INSTRUCTIONS TO FOLLOW: Print the entries once more, unchanged.

RECORDS SHOWN:
------------
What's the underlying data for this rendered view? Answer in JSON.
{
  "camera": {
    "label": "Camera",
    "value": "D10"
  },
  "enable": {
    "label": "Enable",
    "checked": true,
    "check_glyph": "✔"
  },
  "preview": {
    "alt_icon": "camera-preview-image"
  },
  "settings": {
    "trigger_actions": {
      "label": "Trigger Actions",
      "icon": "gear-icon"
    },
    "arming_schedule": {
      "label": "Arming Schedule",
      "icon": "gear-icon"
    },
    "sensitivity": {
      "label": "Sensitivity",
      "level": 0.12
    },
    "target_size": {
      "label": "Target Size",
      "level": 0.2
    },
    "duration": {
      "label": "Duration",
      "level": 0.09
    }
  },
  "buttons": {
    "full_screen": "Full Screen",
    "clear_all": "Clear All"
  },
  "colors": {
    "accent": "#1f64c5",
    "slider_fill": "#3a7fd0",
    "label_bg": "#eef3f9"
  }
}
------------
ANSWER FOR THE TASK:
What's the underlying data for this rendered view? Answer in JSON.
{
  "camera": {
    "label": "Camera",
    "value": "D10"
  },
  "enable": {
    "label": "Enable",
    "checked": true,
    "check_glyph": "✔"
  },
  "preview": {
    "alt_icon": "camera-preview-image"
  },
  "settings": {
    "trigger_actions": {
      "label": "Trigger Actions",
      "icon": "gear-icon"
    },
    "arming_schedule": {
      "label": "Arming Schedule",
      "icon": "gear-icon"
    },
    "sensitivity": {
      "label": "Sensitivity",
      "level": 0.12
    },
    "target_size": {
      "label": "Target Size",
      "level": 0.2
    },
    "duration": {
      "label": "Duration",
      "level": 0.09
    }
  },
  "buttons": {
    "full_screen": "Full Screen",
    "clear_all": "Clear All"
  },
  "colors": {
    "accent": "#1f64c5",
    "slider_fill": "#3a7fd0",
    "label_bg": "#eef3f9"
  }
}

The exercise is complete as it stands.